Now there’s some light bulb food for thought.
ZAGURSKY IS something of an old hand at fluorescent fashioning. He is a big fan of its striking appearance and aesthetic simplicity.
“I think neon lights make for an impressive image. I have done quite a few neon works over the years. They grab you and immediately draw the observer’s attention. That gives me control of the viewing public.”
While that may come over as more than a little megalomaniacal, Zagursky is anything but a heavy mean-spirited chap. He tends to look for the bright and breezy side of life, which naturally spills over into his work.
“Humor is important. If something is not silly, it’s not worth much. I like the infantile,” he chuckles. “I tell my students that things have to be dumb if they are to be of any value. And I don’t take myself seriously.”
For someone who has been doing pretty well on the local and international arts scene for some years now, that seems a little contradictory or, possibly, oxymoronic. But they do say that the older we get the more likely we are – hopefully – to ease up a bit, and take stuff with a pinch or two of salt.
“It’s all about play, and you get some serious products from that,” he elucidates.
Zagursky was past his first flush of youth by the time he decided on his career path. He began his formal studies only at the age of 28, after accruing some useful hands-on experience, which he now brings to his artistic fray.
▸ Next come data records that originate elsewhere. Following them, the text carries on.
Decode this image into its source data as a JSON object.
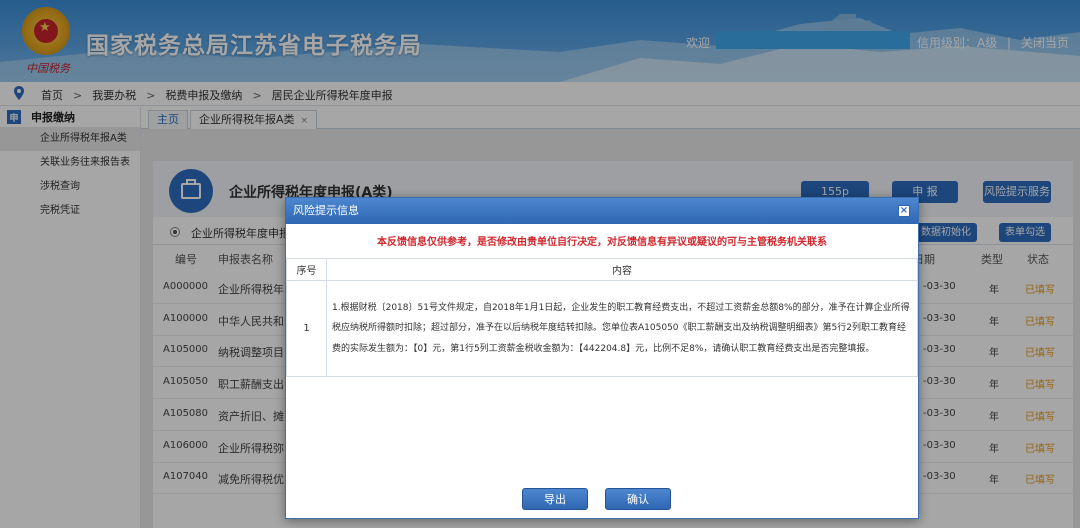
{
  "header": {
    "site_title": "国家税务总局江苏省电子税务局",
    "emblem_signature": "中国税务",
    "welcome_label": "欢迎",
    "credit_level": "信用级别：A级",
    "separator": "|",
    "close_page": "关闭当页"
  },
  "breadcrumb": {
    "items": [
      "首页",
      "我要办税",
      "税费申报及缴纳",
      "居民企业所得税年度申报"
    ],
    "separator": ">"
  },
  "sidebar": {
    "section_icon": "申",
    "section_title": "申报缴纳",
    "items": [
      {
        "label": "企业所得税年报A类",
        "active": true
      },
      {
        "label": "关联业务往来报告表",
        "active": false
      },
      {
        "label": "涉税查询",
        "active": false
      },
      {
        "label": "完税凭证",
        "active": false
      }
    ]
  },
  "tabs": {
    "home": "主页",
    "current": "企业所得税年报A类",
    "close_glyph": "×"
  },
  "main": {
    "panel_title": "企业所得税年度申报(A类)",
    "buttons": {
      "b1": "155p",
      "declare": "申 报",
      "risk_service": "风险提示服务",
      "init_data": "数据初始化",
      "select_form": "表单勾选"
    },
    "sub_label": "企业所得税年度申报",
    "columns": {
      "code": "编号",
      "name": "申报表名称",
      "date": "日期",
      "type": "类型",
      "status": "状态"
    },
    "rows": [
      {
        "code": "A000000",
        "name": "企业所得税年",
        "date": "-03-30",
        "type": "年",
        "status": "已填写"
      },
      {
        "code": "A100000",
        "name": "中华人民共和",
        "date": "-03-30",
        "type": "年",
        "status": "已填写"
      },
      {
        "code": "A105000",
        "name": "纳税调整项目",
        "date": "-03-30",
        "type": "年",
        "status": "已填写"
      },
      {
        "code": "A105050",
        "name": "职工薪酬支出",
        "date": "-03-30",
        "type": "年",
        "status": "已填写"
      },
      {
        "code": "A105080",
        "name": "资产折旧、摊",
        "date": "-03-30",
        "type": "年",
        "status": "已填写"
      },
      {
        "code": "A106000",
        "name": "企业所得税弥",
        "date": "-03-30",
        "type": "年",
        "status": "已填写"
      },
      {
        "code": "A107040",
        "name": "减免所得税优",
        "date": "-03-30",
        "type": "年",
        "status": "已填写"
      }
    ]
  },
  "modal": {
    "title": "风险提示信息",
    "close_glyph": "×",
    "warning": "本反馈信息仅供参考，是否修改由贵单位自行决定，对反馈信息有异议或疑议的可与主管税务机关联系",
    "col_no": "序号",
    "col_content": "内容",
    "row_no": "1",
    "row_content": "1.根据财税〔2018〕51号文件规定，自2018年1月1日起，企业发生的职工教育经费支出，不超过工资薪金总额8%的部分，准予在计算企业所得税应纳税所得额时扣除；超过部分，准予在以后纳税年度结转扣除。您单位表A105050《职工薪酬支出及纳税调整明细表》第5行2列职工教育经费的实际发生额为：【0】元，第1行5列工资薪金税收金额为：【442204.8】元，比例不足8%，请确认职工教育经费支出是否完整填报。",
    "export_button": "导出",
    "confirm_button": "确认"
  },
  "colors": {
    "brand_blue": "#2b6cbf",
    "warning_red": "#d0282e",
    "status_orange": "#e49a1c"
  }
}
“Yes I started out late. I’d done all sorts of technical things that I now use in my work. I worked in a boatyard, I went to sea, and worked in crafts with different kinds of fibers and polymers. That is valuable for me now.”
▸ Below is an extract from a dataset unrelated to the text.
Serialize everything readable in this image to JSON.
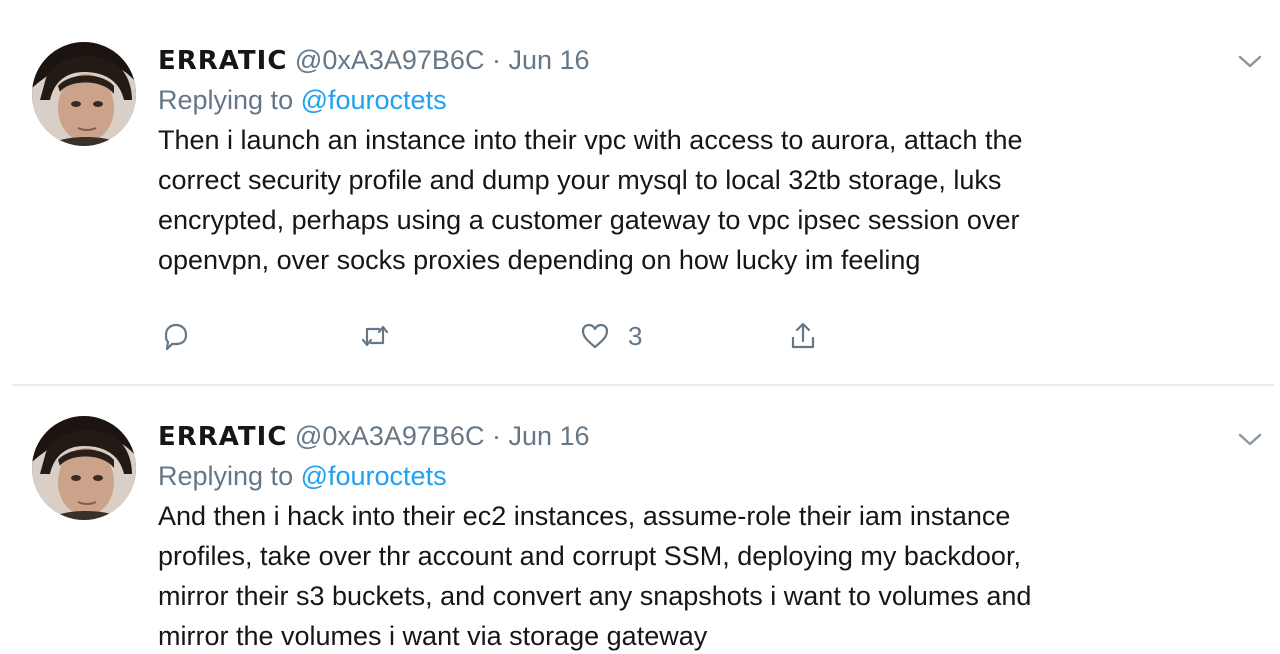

The initial push in the desired professional direction came from a family member.
“I had an aunt who was a psychologist and she suggested I do an aptitude test,” Zagursky recalls. “I did it and they found I had a really good grasp of space. So I ended up at art school,” he adds a little simplistically.
Even so, he wasn’t entirely sold on the creative idea just yet.
“I remember being in the first class, and we looked at a work by [20th century American abstract expressionist painter] Jackson Pollock. I thought that if I don’t get what that is about I wouldn’t carry on with my studies.”
Thankfully, the Pollock penny dropped and the rest is ongoing, expressive, fun, diverse and successful history for Zagursky.
Open Closed Circuit runs through to mid-April. For more information about the Mekudeshet Festival: https://en.mekudeshet.com/landing-home-page/